It is a bittersweet Father’s day as I sit and ponder how long dad will be with us. We celebrated his birthday last Sunday as he turned 89 on Monday, June 15. Today, he is palliative, unable to walk or feed or care for himself. I fed him his dinner last night for the first time. When we are alone, he shares the fear that I can see in his eyes and at other times, he shares the frustration of having to be totally reliant on hospital staff for his every need.
Two weeks ago, dad was still able to shave himself and go for a short walk to the store on his own. Parkinson’s disease and lung cancer are taking a toll on his feeble body and his mind and when he is lucid, he realizes the state his life is in and longs for what he had just a few short weeks ago. He is still able to display his keen sense of humour as yesterday when Pauline asked him if he was in pain, he queried, incredulously , “ Am I insane” We dissolved into laughter, as underneath the pain and confusion is dad’s trademark sense of humour. It is perhaps this wit and sense of humour that earned him the nickname, “Big Ray’.
It was a very special birthday celebration; very special childhood friends whom he considers to be his siblings as they lived under one roof for part of their childhood, surrounded Dad. They worked and played music together and had wonderful stories about their early lives and all the mischief they created together. Mostly though, music unites them.

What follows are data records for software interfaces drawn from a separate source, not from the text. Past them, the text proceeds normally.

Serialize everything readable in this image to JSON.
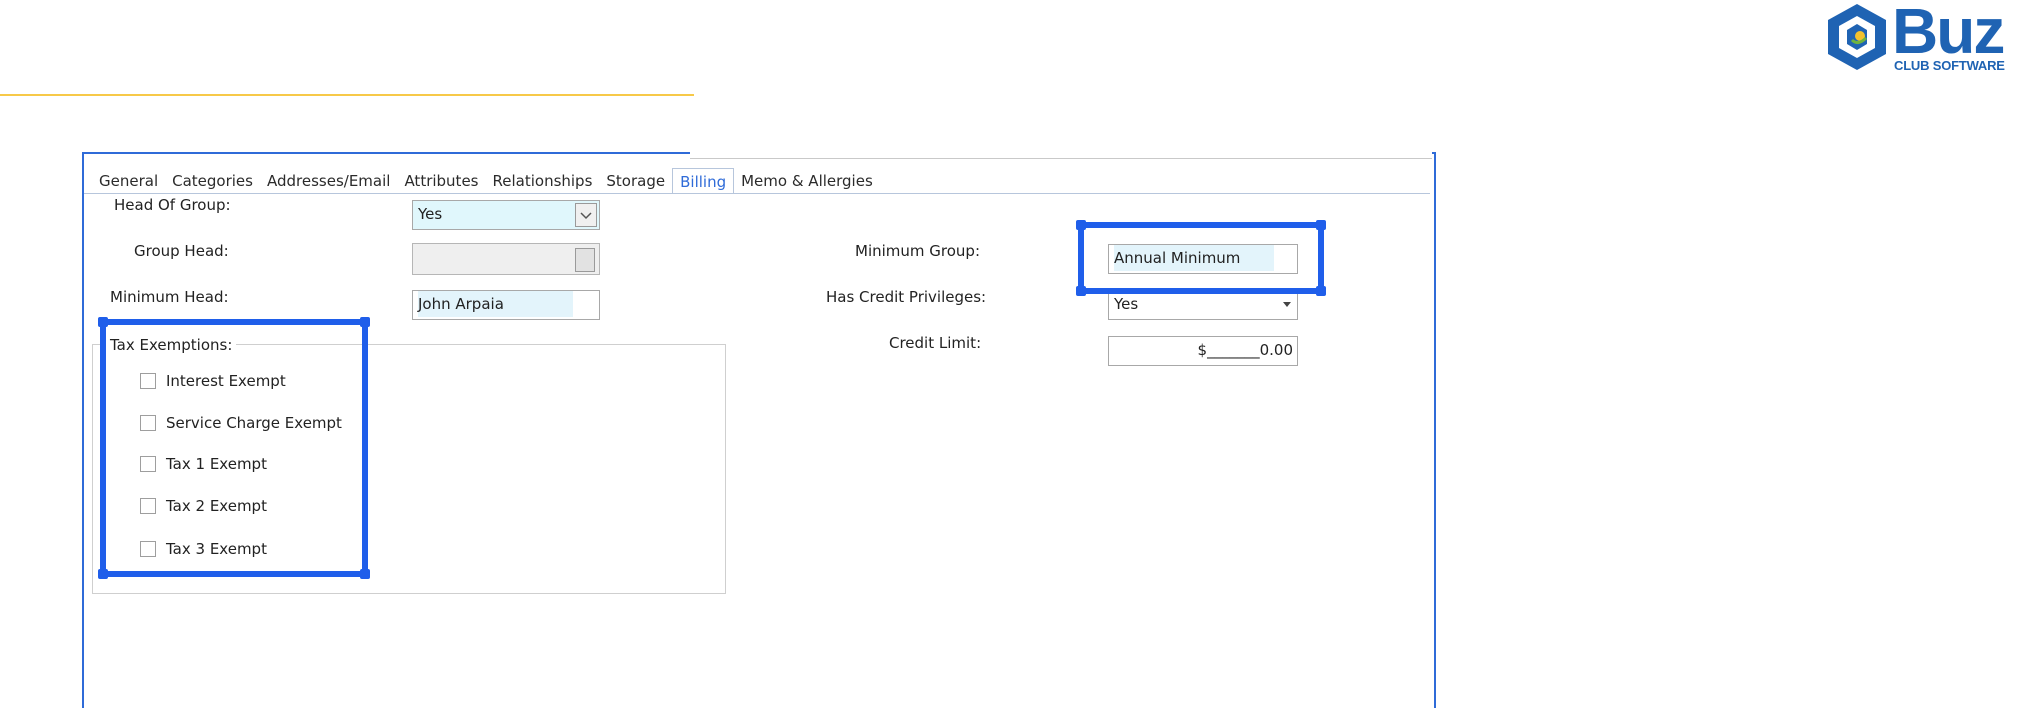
{
  "logo": {
    "main_text": "Buz",
    "sub_text": "CLUB SOFTWARE",
    "color": "#1f63b3"
  },
  "tabs": [
    {
      "label": "General"
    },
    {
      "label": "Categories"
    },
    {
      "label": "Addresses/Email"
    },
    {
      "label": "Attributes"
    },
    {
      "label": "Relationships"
    },
    {
      "label": "Storage"
    },
    {
      "label": "Billing",
      "active": true
    },
    {
      "label": "Memo & Allergies"
    }
  ],
  "form": {
    "head_of_group": {
      "label": "Head Of Group:",
      "value": "Yes"
    },
    "group_head": {
      "label": "Group Head:",
      "value": ""
    },
    "minimum_head": {
      "label": "Minimum Head:",
      "value": "John Arpaia"
    },
    "minimum_group": {
      "label": "Minimum Group:",
      "value": "Annual Minimum"
    },
    "has_credit_privileges": {
      "label": "Has Credit Privileges:",
      "value": "Yes"
    },
    "credit_limit": {
      "label": "Credit Limit:",
      "value": "$_______0.00"
    }
  },
  "tax_exemptions": {
    "title": "Tax Exemptions:",
    "items": [
      {
        "label": "Interest Exempt",
        "checked": false
      },
      {
        "label": "Service Charge Exempt",
        "checked": false
      },
      {
        "label": "Tax 1 Exempt",
        "checked": false
      },
      {
        "label": "Tax 2 Exempt",
        "checked": false
      },
      {
        "label": "Tax 3 Exempt",
        "checked": false
      }
    ]
  },
  "colors": {
    "highlight_box": "#1f5eea",
    "accent_line": "#f7c948",
    "active_tab": "#2f6bd8"
  }
}
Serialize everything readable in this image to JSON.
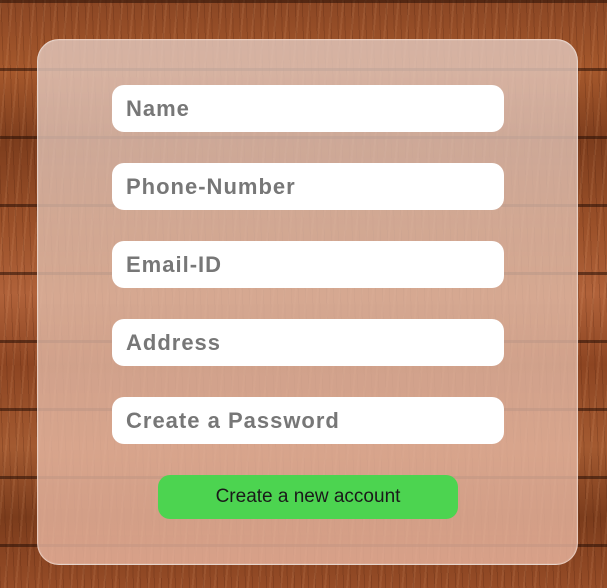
{
  "form": {
    "fields": [
      {
        "placeholder": "Name"
      },
      {
        "placeholder": "Phone-Number"
      },
      {
        "placeholder": "Email-ID"
      },
      {
        "placeholder": "Address"
      },
      {
        "placeholder": "Create a Password"
      }
    ],
    "submit_label": "Create a new account"
  },
  "colors": {
    "submit_button": "#4cd450",
    "field_background": "#ffffff",
    "placeholder_text": "#777777"
  }
}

Dad, Percy, and Fred reminisced about playing at Dick’s hall for community wedding and New Year’s dances. Fred was the bandleader and they called themselves “The Saints”. Fred’s fishing boat bore that name. Percy told a story about having to step in as the drummer when the regular drummer was not available and he was so good that he became the drummer. Fred told a story about a time when they were playing for a dance and during a break, dad went to the washroom and came back to the stage with a big black eye. Fred asked him who he ran into and dad told him and they dissolved into yet another bout of laughter. Hard of hearing and old, they shared many stories about the life and the legacy that they shared; it was a precious afternoon as it is one that can never be revisited again. Dad grew tired after awhile and had to go for a nap. He cares deeply about the few Heiltsuk elders who remain especially his dear cousin Peggy; they spent a lot of time together as children and share a special bond.

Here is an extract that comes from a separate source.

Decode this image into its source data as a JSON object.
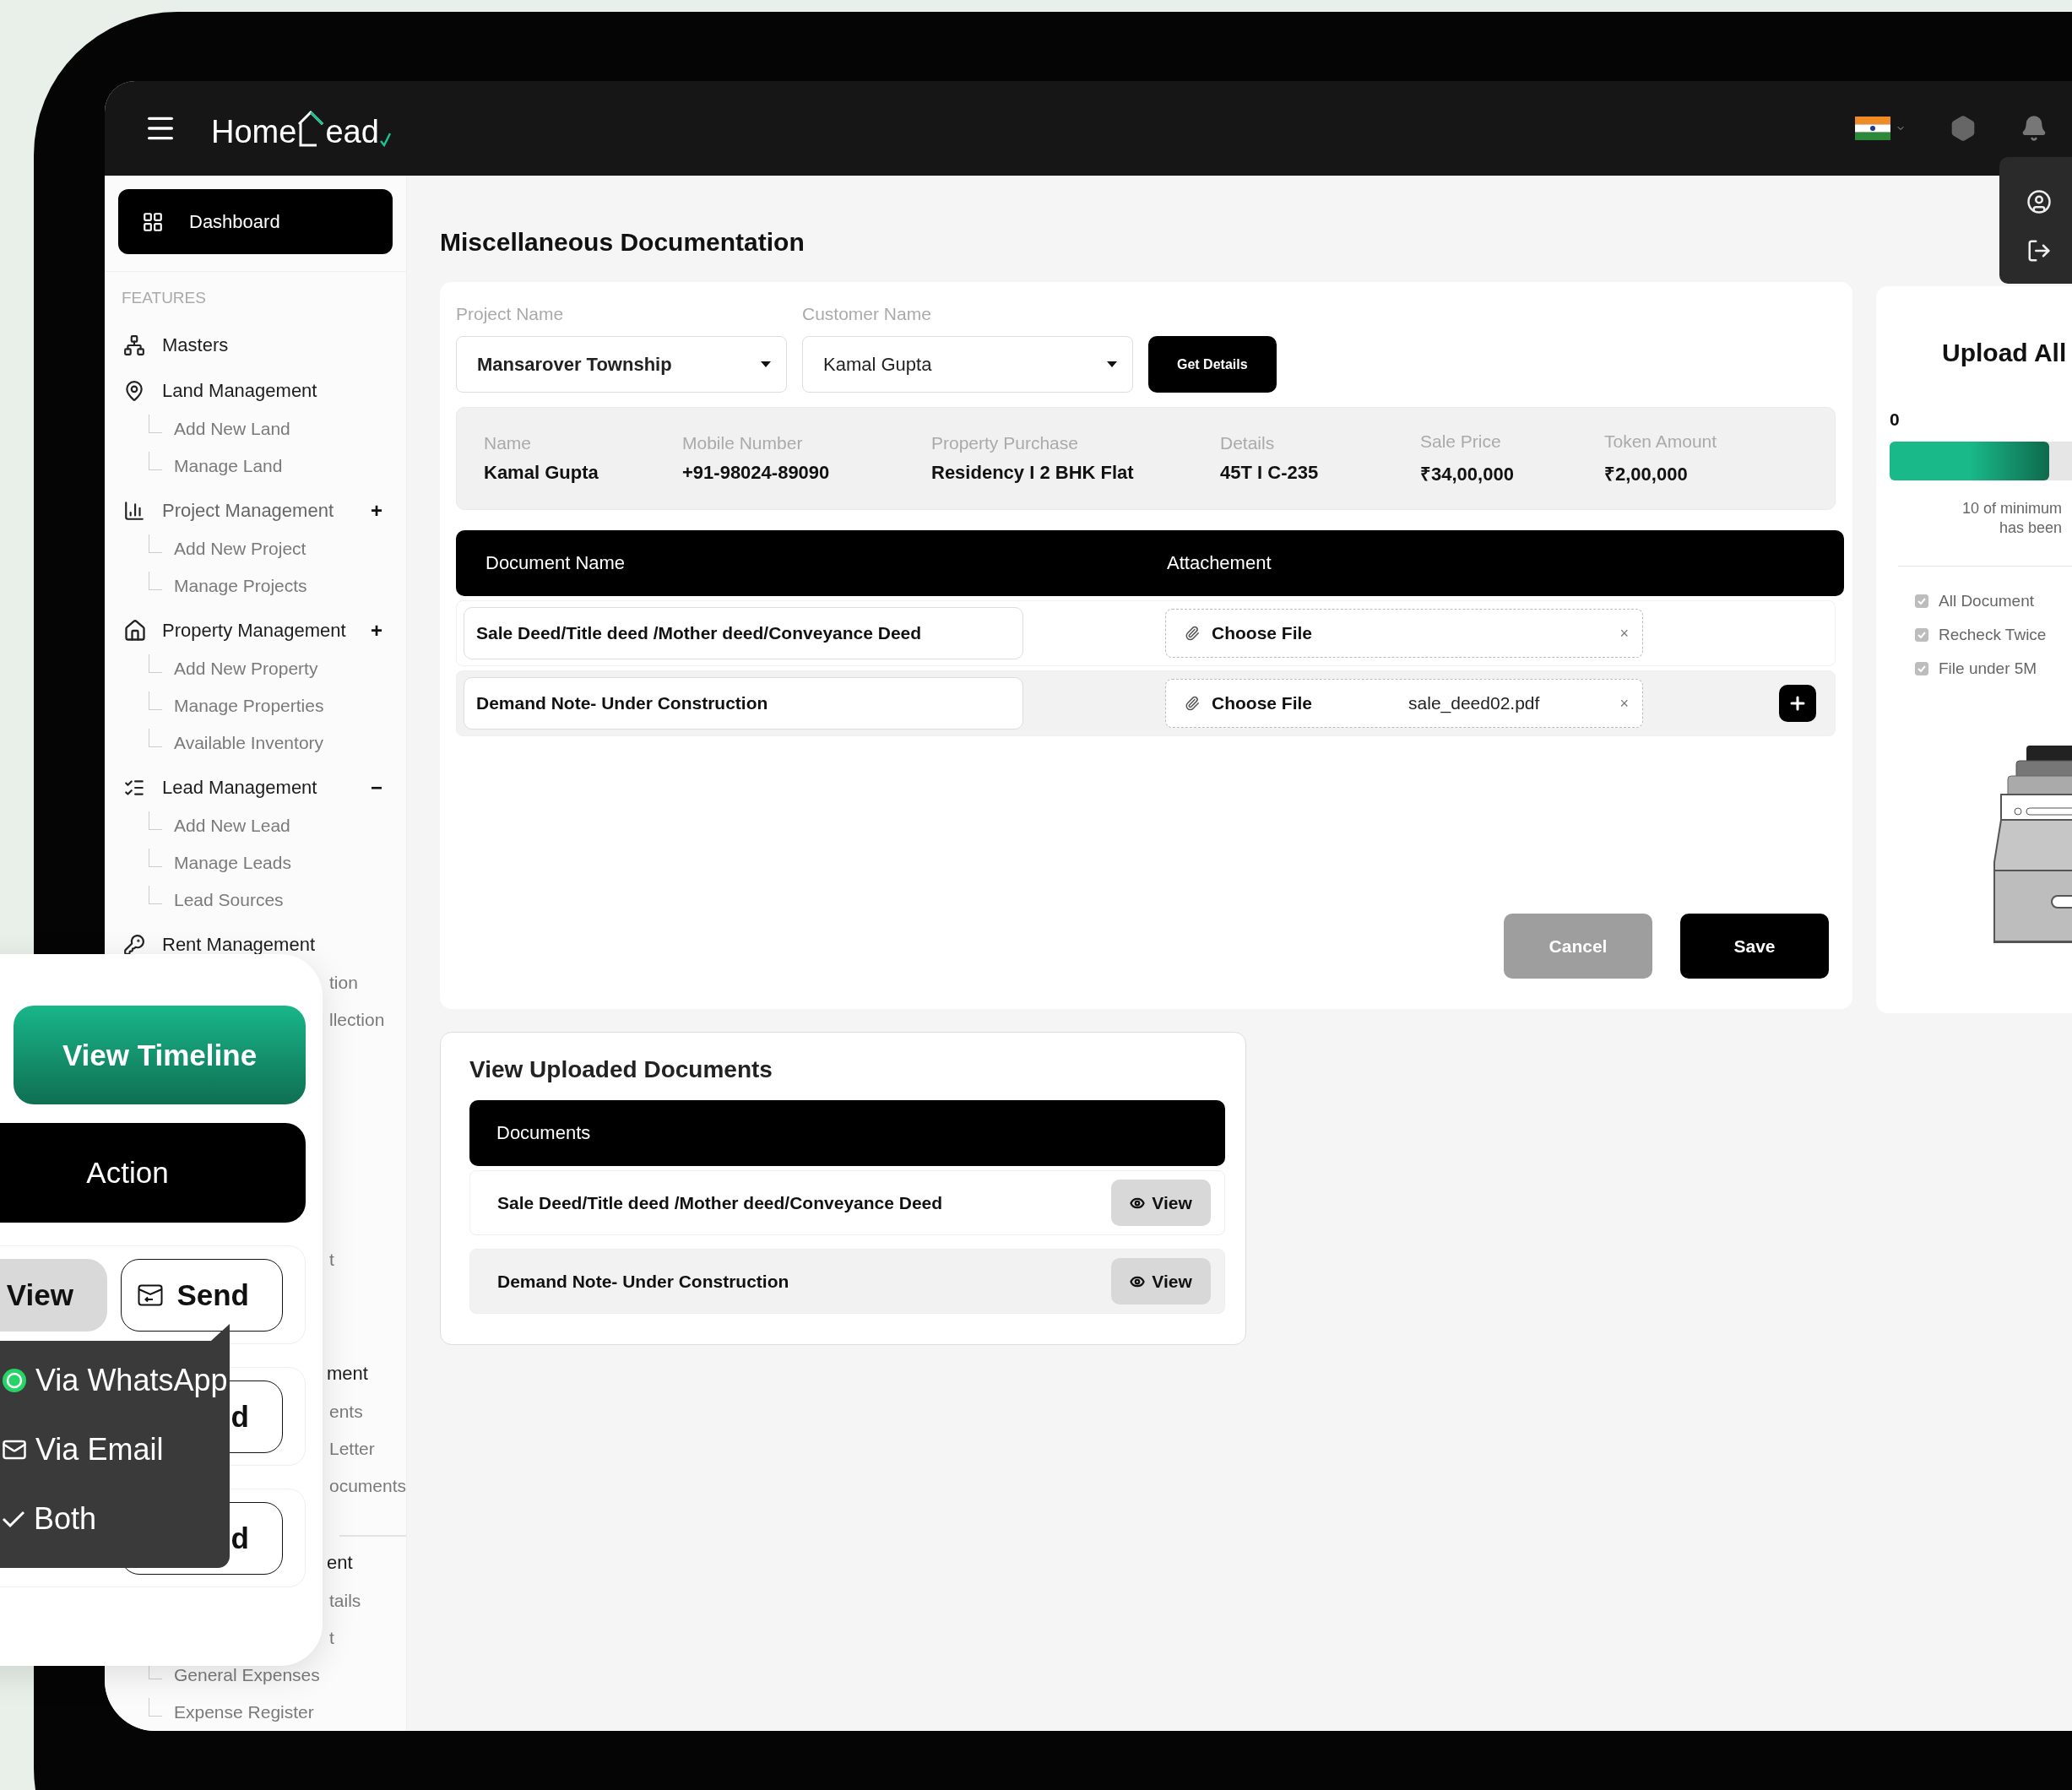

Dad was born in 1926 in Bella Bella at a time when the flip the switch comforts we now enjoy did not exist. Homes were warmed with wood stoves; evenings were lit with coal oil lamps and plumbing was non-existent in homes. Dad was born at home with only family members helping granny at his birth. He was born into a society that was at its heart, family-oriented; as they had to work together in order to survive. Food gathering was central to daily living. Dad recalls going out fishing, hunting, and trapping with his dad and when I last asked him, he was able to recall exactly where their trap lines were. He fondly recalls going out fishing with his dad and his Uncle Willie and playing tricks on them when he became bored. One was replacing the bowl of sugar with salt; whenever he tells that story, he laughs so hard that he can hardly finish telling the story.

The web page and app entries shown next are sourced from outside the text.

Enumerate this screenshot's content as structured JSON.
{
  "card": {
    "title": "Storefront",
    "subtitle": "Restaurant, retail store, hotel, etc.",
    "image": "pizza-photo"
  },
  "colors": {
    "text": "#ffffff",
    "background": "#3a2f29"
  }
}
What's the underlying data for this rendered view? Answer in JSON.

As a young child, dad nearly died. He recalls a near-death experience where Granny and her sisters sat weeping at his bedside as he looked over them from above. As a result, he truly believes in life after death. Dad knows he is not long for this world and he speaks candidly about it with me and with others that he trusts and loves. At his residential school hearing several years ago, Vic and I sat beside him as he gave horrific testimony about the atrocities that he endured as an innocent child at the hands of the Anglican church personnel at St. Michael’s residential school in Alert Bay BC. It is clear why he did not participate in our traditions as Heiltsuk people. Instead, he threw himself in hard work and when he got into it, heavy drinking. I am sure he drank to forget. He did sober up and he beat death again by surviving cancer in his 60s.
Dad’s path has been a tough one as over time the fishing industry became less and less reliable for his livelihood. He took a leap at an opportunity to move up to a bigger boat at a time when interest rates were so high that he had to back away from a mortgage and a boat when he could no longer finance the investment. He retired and focused on cycling and playing music. If he had regrets, he rarely speaks of them.
Music has always sustained dad. His rip-roaring parties from his youth were balanced by solemn and heartfelt hymns that he played at home or at funeral services even when he grew too weak to carry his own accordion. At his 89th party, he was unable to play but he mustered up the energy to lead us in singing one of his all time favourites, as a tribute to the band he and his brothers played in. Please enjoy, “When the Saints Go Marching In”, https://www.youtube.com/watch?v=wyLjbMBpGDA
So on Father’s Day, I want to pay tribute to the fact that dad instilled in me the expectation that I would attend university and that was that. It became my path and I never veered from it and my life and career path have been good ones. Thank you for this dad and Happy Father’s Day. I love you as much now as I did when I was your adoring little girl. Listening to you sing this to me is one of my earliest memories, https://www.youtube.com/watch?v=ZIPhBrBrqLk Jan